How do you monitor sleeping respiratory rate?

  • The measurement should be done when your pet is asleep in a normal environment (not too cold, not too hot). 
  • Repeat the measurement over 2-3 days (to get a baseline variation), and then ongoing monitoring should happen once or twice a week.
  • Normal SRR in dogs and cats is less than 30 breaths per minute, often in the high teens or low 20s. 

When to seek veterinary advice?

If your pet has an underlying heart disease and their SRR is consistently greater than 30 breaths per minute, your pet could be developing congestive heart failure and you should seek veterinary advice as soon as possible.

It's important to note that an elevated SRR can sometimes be caused by high blood pressure, anaemia, pneumonia, heat stress or a fever so a veterinary check up is always warranted. 

If you are ever worried about your pet you should ask us for advice. 

05 High blood pressure

For some pets, measuring their blood pressure is essential for a more thorough veterinary examination. An elevation in blood pressure (or hypertension) can indicate an underlying disease and if left undetected, can cause damage to organs and in some cases, be life threatening.

Blood pressure is the force created by the blood flowing through the body's blood vessels. An increase in resistance in these vessels can cause an increase in blood pressure. This increased resistance is generally caused by an underlying disease.

Cats often develop high blood pressure secondary to diseases such as hyperthyroidism or kidney disease while dogs may suffer from high blood pressure secondary to endocrine diseases such as Cushing's disease.

Your pet's blood pressure will usually be measured using a fancy piece of equipment (such as a doppler). It is essential that the correct size cuff is used on your pet's leg or tail for accurate results. Multiple measurements will also need to be taken to achieve an average reading.

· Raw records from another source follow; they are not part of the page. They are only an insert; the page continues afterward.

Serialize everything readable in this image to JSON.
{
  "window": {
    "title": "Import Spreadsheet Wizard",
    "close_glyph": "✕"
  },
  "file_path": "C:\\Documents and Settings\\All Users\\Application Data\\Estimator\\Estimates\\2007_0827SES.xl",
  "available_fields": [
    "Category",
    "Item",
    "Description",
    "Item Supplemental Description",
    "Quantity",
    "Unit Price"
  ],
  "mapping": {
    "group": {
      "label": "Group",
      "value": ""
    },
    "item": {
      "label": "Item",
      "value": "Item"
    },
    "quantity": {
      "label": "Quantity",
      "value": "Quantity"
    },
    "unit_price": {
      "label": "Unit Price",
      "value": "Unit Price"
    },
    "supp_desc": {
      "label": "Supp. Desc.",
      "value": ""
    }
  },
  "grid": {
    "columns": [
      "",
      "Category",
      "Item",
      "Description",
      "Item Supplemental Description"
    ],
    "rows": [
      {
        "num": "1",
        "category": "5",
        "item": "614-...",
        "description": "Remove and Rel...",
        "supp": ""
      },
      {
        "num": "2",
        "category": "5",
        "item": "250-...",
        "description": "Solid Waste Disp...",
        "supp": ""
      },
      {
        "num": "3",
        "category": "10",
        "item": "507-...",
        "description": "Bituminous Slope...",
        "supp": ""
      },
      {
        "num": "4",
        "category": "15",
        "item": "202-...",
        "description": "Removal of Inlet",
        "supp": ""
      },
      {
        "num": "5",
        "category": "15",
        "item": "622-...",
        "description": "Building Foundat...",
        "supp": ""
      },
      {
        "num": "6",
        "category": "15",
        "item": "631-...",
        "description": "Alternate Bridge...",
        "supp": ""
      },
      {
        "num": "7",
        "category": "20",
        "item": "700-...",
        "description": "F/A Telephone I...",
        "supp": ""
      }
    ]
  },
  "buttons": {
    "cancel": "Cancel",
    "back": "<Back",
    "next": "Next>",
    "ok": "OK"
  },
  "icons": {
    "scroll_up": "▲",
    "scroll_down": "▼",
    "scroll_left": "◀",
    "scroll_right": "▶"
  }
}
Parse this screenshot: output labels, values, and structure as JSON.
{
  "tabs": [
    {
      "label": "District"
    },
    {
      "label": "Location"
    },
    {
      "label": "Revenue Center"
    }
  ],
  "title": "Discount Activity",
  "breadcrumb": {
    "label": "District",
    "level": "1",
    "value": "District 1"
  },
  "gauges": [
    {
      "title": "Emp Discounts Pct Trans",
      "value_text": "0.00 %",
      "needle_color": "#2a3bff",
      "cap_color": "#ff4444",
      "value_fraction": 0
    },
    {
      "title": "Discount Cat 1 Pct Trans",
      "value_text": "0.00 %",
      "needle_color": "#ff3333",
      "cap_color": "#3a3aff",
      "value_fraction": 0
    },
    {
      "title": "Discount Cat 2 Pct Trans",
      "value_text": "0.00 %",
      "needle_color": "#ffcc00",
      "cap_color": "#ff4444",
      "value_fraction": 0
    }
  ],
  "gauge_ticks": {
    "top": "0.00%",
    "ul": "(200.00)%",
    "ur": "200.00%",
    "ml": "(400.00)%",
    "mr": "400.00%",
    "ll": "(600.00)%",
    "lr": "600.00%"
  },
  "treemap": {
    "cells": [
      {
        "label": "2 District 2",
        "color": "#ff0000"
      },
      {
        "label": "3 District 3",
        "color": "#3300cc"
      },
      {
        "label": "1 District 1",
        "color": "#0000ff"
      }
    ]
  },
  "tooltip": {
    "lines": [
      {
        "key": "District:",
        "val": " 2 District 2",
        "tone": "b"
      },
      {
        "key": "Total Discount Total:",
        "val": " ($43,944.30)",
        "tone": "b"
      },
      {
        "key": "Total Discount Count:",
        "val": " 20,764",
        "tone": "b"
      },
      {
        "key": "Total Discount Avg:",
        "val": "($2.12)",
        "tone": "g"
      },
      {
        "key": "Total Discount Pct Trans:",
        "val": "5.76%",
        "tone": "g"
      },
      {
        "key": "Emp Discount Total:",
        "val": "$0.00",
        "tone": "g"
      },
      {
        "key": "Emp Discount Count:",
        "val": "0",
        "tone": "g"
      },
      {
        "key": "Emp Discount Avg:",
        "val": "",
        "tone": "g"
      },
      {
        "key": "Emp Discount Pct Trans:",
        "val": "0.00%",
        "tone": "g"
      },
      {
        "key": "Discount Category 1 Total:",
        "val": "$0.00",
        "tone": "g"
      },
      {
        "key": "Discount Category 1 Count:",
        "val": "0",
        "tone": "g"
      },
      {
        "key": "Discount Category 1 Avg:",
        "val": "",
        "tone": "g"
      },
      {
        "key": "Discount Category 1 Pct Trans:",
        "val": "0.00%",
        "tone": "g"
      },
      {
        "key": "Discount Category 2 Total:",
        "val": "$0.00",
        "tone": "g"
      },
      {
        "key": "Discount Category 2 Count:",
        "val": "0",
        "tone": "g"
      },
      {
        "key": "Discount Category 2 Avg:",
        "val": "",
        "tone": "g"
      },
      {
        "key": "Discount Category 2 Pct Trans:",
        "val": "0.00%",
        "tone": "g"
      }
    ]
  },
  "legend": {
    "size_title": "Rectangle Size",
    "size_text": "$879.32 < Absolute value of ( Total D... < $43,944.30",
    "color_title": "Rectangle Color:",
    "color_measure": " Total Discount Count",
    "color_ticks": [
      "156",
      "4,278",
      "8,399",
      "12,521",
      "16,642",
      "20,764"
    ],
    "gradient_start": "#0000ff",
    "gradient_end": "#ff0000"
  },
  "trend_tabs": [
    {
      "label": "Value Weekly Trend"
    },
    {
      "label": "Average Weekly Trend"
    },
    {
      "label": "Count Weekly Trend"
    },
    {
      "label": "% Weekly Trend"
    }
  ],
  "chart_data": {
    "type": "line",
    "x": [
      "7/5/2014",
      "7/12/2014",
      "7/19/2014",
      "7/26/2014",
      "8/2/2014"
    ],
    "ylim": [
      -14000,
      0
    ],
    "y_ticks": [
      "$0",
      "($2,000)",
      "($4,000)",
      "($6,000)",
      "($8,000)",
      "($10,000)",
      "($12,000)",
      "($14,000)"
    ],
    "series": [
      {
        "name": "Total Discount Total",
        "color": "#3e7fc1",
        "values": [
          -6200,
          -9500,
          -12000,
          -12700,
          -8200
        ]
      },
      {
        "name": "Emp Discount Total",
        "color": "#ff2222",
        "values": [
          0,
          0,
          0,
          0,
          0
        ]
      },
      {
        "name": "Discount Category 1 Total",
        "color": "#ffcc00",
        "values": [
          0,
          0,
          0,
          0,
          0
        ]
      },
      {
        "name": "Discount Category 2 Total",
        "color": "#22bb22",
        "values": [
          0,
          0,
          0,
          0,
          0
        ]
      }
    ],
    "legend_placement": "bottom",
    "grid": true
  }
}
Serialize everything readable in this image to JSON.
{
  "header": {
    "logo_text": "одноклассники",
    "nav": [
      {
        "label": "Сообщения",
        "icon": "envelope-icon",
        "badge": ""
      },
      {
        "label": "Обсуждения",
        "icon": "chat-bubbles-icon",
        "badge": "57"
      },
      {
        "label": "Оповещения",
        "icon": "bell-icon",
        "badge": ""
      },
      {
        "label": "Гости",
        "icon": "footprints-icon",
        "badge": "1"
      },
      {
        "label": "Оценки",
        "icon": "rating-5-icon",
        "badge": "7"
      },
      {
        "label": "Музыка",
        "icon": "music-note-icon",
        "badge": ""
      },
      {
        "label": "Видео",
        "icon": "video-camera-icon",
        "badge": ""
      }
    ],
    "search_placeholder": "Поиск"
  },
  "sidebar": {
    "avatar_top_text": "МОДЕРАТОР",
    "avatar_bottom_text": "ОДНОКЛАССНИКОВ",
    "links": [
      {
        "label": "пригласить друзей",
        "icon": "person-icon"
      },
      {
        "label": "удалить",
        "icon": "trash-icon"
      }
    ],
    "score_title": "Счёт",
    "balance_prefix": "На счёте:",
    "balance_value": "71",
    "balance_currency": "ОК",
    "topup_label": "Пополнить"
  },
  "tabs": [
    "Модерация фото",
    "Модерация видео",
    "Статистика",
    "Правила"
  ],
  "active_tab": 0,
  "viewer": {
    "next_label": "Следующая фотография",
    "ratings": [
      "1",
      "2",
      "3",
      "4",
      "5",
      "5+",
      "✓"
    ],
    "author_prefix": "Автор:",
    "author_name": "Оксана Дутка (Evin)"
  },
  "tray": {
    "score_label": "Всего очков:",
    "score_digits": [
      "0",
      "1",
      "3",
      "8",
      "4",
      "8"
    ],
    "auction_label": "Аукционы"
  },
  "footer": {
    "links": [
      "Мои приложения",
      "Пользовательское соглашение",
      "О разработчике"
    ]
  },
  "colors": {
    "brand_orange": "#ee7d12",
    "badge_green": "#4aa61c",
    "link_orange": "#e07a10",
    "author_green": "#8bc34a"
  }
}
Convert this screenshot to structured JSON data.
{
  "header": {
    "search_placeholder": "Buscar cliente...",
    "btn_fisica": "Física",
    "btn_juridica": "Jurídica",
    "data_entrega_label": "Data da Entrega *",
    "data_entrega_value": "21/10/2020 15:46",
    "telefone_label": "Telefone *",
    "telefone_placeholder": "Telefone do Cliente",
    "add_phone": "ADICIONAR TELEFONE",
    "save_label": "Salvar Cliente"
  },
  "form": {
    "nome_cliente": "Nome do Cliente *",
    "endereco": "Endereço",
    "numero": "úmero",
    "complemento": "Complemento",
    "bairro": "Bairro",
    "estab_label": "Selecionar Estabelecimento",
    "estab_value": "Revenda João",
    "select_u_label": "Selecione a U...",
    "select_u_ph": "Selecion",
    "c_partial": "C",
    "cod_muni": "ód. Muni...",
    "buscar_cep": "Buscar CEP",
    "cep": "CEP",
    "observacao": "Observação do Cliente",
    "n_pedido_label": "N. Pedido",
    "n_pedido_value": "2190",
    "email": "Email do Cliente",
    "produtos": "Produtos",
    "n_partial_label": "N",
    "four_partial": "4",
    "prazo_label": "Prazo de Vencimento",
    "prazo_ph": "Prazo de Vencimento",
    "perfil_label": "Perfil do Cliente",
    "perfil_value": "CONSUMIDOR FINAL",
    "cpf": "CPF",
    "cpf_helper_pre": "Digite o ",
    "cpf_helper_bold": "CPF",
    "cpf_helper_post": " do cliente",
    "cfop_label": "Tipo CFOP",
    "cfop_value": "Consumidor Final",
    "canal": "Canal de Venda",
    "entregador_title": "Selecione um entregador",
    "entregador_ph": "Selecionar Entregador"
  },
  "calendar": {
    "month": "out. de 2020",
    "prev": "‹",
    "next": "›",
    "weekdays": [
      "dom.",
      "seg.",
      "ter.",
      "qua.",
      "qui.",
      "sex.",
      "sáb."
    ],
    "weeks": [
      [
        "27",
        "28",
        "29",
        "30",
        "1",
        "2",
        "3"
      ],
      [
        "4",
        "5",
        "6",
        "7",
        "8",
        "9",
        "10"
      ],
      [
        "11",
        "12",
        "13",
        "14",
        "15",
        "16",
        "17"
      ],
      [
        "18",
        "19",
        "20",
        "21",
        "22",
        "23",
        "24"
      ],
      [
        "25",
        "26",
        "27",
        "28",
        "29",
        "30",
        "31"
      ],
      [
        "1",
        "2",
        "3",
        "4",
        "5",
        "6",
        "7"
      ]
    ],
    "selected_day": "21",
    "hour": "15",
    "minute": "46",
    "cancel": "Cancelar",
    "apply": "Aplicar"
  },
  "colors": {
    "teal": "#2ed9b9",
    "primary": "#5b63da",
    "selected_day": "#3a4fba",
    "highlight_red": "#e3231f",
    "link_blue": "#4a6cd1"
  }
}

As stress can affect the readings, measuring blood pressure in a veterinary consult can sometimes be difficult! A elevation of blood pressure due to stress is often referred to as 'white coat syndrome' and it is therefore important that we take things slowly during the measurement process.

If your pet is diagnosed with high blood pressure it is essential that the underlying disease is treated. Repeat blood pressure measurements may be required every 1-3 months depending on the response to treatment.

In some cases, it may be necessary to give your pet medication to help lower their blood pressure and reduce any potential side effects associated with the hypertension. 

You should always ask us if you are worried or have any concerns about your pet, we are always here to help and will be able to give you the most up to date information.


06 Six signs your cat loves you

With Valentine's Day just around the corner, it's a good time to talk about love. Have you ever wondered if your cat loves you? 

Here's a cute 'Simon's Cat' video that perfectly highlights six signs your cat really loves you!

Check it out on YouTube here